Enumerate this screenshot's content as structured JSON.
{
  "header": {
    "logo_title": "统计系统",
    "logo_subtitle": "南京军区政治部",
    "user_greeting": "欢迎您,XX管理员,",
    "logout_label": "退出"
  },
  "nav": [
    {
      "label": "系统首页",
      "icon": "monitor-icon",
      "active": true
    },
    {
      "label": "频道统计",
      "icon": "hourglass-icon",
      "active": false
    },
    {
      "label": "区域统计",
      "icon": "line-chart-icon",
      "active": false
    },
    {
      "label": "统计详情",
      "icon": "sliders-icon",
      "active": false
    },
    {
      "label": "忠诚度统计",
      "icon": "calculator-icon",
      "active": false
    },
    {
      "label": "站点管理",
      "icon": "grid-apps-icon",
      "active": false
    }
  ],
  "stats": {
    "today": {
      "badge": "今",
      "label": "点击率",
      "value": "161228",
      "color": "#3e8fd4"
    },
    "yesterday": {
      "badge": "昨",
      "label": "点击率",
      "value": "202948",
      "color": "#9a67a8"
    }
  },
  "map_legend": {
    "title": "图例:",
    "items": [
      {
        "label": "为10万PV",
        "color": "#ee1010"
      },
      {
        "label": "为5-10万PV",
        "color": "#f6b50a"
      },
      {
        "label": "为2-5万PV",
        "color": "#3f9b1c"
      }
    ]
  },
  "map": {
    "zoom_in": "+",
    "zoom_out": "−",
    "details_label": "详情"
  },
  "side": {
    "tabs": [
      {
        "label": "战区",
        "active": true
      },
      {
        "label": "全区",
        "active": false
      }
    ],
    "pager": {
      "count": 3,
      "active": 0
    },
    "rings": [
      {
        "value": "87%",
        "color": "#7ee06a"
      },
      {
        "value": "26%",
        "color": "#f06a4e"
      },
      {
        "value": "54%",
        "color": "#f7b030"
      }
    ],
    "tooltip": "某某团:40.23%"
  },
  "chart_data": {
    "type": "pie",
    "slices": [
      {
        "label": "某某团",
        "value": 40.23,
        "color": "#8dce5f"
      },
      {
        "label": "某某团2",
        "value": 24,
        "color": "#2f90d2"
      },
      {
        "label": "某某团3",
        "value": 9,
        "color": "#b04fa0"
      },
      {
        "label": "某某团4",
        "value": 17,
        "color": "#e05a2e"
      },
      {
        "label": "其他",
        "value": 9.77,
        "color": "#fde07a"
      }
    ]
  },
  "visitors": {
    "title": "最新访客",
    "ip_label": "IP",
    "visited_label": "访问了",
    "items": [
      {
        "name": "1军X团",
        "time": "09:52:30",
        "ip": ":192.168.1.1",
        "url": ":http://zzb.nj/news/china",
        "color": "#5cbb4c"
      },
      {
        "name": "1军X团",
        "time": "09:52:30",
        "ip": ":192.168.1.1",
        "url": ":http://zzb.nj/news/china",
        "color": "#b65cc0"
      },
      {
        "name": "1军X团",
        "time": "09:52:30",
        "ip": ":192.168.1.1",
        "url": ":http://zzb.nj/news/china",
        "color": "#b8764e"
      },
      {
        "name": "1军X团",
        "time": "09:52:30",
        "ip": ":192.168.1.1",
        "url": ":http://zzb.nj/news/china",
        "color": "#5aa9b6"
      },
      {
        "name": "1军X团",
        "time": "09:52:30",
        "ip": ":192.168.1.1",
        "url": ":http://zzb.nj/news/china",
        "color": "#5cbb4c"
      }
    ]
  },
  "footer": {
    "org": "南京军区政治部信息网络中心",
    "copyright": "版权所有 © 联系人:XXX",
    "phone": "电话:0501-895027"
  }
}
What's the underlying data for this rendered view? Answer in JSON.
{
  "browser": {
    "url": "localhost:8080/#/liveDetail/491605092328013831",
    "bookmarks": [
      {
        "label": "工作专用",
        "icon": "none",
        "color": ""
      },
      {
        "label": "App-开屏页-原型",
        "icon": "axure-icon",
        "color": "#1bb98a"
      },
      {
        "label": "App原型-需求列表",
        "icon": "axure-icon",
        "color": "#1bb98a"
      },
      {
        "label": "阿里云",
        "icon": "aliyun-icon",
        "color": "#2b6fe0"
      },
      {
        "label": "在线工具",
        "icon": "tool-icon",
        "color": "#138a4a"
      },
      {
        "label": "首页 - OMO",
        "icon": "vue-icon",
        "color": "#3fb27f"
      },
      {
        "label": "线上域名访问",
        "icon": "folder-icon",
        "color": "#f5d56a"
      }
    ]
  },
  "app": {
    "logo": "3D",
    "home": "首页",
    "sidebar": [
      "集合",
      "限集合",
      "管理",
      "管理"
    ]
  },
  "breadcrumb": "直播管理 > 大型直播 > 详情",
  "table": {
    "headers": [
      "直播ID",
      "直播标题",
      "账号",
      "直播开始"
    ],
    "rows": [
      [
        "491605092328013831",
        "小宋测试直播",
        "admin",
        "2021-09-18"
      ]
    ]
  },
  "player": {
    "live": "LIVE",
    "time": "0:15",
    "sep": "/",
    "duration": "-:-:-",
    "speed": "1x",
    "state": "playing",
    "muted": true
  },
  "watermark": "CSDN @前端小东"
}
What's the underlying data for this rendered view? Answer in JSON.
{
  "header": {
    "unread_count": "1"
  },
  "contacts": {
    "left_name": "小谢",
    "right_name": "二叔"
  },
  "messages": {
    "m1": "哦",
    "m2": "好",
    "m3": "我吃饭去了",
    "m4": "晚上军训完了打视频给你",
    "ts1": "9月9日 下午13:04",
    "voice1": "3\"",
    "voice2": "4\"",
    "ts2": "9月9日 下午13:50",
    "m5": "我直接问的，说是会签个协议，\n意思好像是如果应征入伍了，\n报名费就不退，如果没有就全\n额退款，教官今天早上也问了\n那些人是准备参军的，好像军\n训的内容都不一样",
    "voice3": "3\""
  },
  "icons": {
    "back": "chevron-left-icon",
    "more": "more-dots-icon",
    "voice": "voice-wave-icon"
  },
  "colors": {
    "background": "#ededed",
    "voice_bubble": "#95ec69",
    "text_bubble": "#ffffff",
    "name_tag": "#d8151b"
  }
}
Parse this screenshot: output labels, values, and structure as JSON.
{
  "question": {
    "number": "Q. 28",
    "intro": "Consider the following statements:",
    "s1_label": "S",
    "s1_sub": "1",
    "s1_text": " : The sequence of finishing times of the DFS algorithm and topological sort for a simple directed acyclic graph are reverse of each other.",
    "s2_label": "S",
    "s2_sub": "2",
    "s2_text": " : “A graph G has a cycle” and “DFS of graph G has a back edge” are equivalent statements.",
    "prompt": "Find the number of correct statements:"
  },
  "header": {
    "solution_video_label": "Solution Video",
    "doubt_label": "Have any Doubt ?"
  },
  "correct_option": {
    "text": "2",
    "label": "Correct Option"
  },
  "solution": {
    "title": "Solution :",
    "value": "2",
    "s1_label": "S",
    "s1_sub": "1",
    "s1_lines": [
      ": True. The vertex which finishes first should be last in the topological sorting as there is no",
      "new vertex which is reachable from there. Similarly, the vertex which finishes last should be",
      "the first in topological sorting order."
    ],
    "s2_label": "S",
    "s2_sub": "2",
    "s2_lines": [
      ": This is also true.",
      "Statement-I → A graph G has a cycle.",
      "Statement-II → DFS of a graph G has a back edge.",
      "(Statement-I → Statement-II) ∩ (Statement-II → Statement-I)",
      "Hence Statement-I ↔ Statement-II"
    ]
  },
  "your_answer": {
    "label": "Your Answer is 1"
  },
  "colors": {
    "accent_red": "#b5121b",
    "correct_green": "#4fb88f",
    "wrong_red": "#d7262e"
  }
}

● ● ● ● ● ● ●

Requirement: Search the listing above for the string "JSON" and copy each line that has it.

Completed exercise:
Enumerate this screenshot's content as structured JSON.
What's the underlying data for this rendered view? Answer in JSON.
What's the underlying data for this rendered view? Answer in JSON.
Parse this screenshot: output labels, values, and structure as JSON.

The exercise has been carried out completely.